The problem with change is that we all hate it. All of us hate it at varying levels and in different ways, but no one can say that they always love change.
Since classes finished for the summer I’ve been reading a book titled Spirituality by Carl McColman. It has been a fun read because Carl takes a very nonacademic approach toward a relationship with God. Something that is needed for me after a long school year.
Carl tackles the problem of change for religious people in a great way. He says:
Religions resist change for the simple reason that any given change might prove to be spiritually harmful. The attitude in such resistance is, “if it isn’t broken, don’t fix it.”
Even the Book of Common Prayer shows Christianity’s incessant fear with change. It says (page 133):
Protect us through the hours of this night, so that we who are wearied by the changes and chances of this life may rest in your eternal changelessness.

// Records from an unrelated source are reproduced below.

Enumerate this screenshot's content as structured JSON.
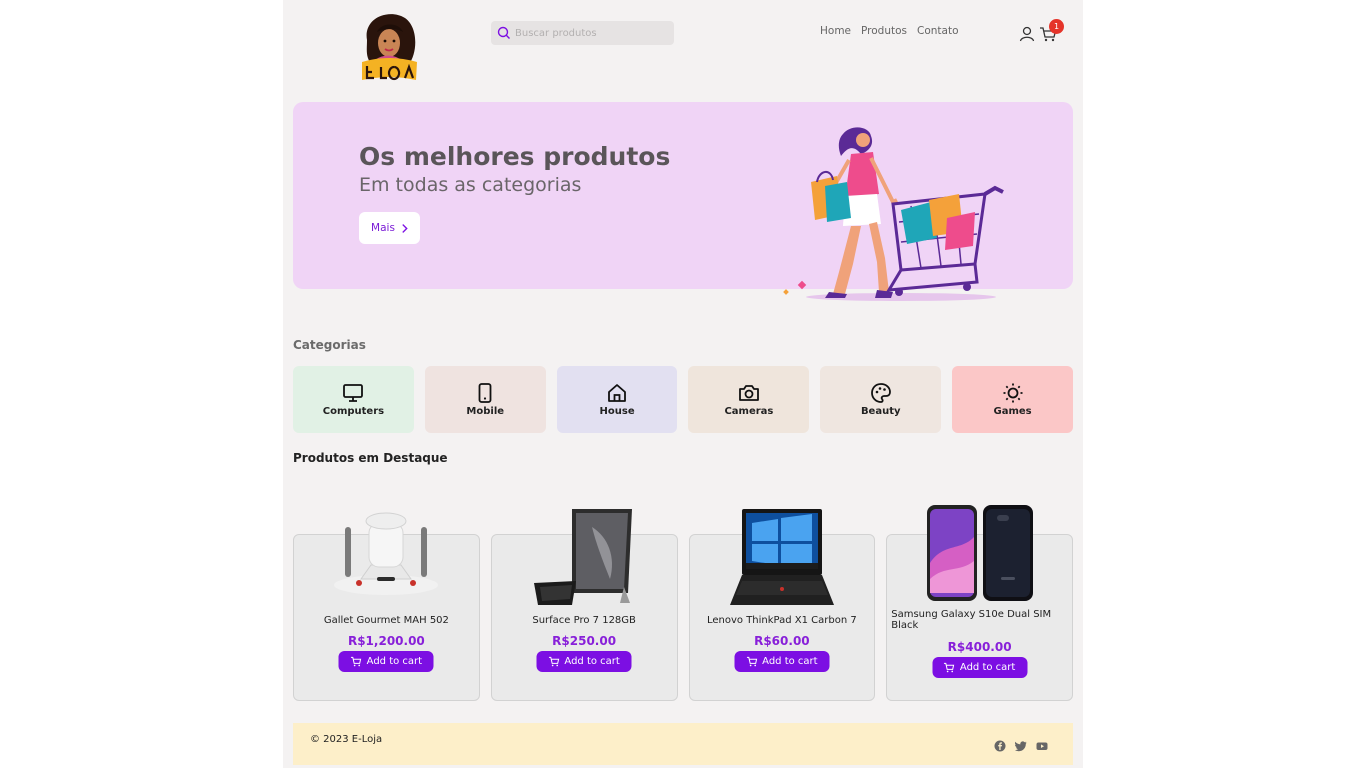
{
  "header": {
    "logo_text": "E-Loja",
    "search": {
      "placeholder": "Buscar produtos"
    },
    "nav": [
      "Home",
      "Produtos",
      "Contato"
    ],
    "cart_count": "1"
  },
  "hero": {
    "title": "Os melhores produtos",
    "subtitle": "Em todas as categorias",
    "button_label": "Mais"
  },
  "categories": {
    "title": "Categorias",
    "items": [
      {
        "label": "Computers",
        "icon": "monitor-icon",
        "color": "#e1f1e5"
      },
      {
        "label": "Mobile",
        "icon": "smartphone-icon",
        "color": "#efe3e0"
      },
      {
        "label": "House",
        "icon": "house-icon",
        "color": "#e2e0f1"
      },
      {
        "label": "Cameras",
        "icon": "camera-icon",
        "color": "#efe5dc"
      },
      {
        "label": "Beauty",
        "icon": "palette-icon",
        "color": "#efe6e0"
      },
      {
        "label": "Games",
        "icon": "sun-icon",
        "color": "#fbc7c7"
      }
    ]
  },
  "products": {
    "title": "Produtos em Destaque",
    "add_label": "Add to cart",
    "items": [
      {
        "name": "Gallet Gourmet MAH 502",
        "price": "R$1,200.00",
        "image": "coffee-maker"
      },
      {
        "name": "Surface Pro 7 128GB",
        "price": "R$250.00",
        "image": "tablet"
      },
      {
        "name": "Lenovo ThinkPad X1 Carbon 7",
        "price": "R$60.00",
        "image": "laptop"
      },
      {
        "name": "Samsung Galaxy S10e Dual SIM Black",
        "price": "R$400.00",
        "image": "smartphone"
      }
    ]
  },
  "footer": {
    "copyright": "© 2023 E-Loja",
    "socials": [
      "facebook-icon",
      "twitter-icon",
      "youtube-icon"
    ]
  },
  "colors": {
    "accent": "#7c0fe3",
    "price": "#8820d9",
    "hero_bg": "#f0d4f6",
    "footer_bg": "#fdefc9",
    "badge": "#e5342a"
  }
}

I often wonder if those who resist change within their churches are more scared that something bad could happen rather than hoping change could produce a greater good.
The difference of mindset changes everything.
The problem with change can also be that there are areas where Christianity should not change. A life of following Christ should mean there are areas that never change and areas where change should be endless. And the only way to determine all this is through discernment.
If I could sum up the problem churches are having in reaching my generation it would be in one word: change. Churches have created sacred cows that they will not allow to change and in turn they run the young people out of their church. Sure, the millennial generation has a problem some call an entitlement complex (wanting control before it is earned), but when churches refuse to change in all the wrong areas they have no choice but to start their own thing.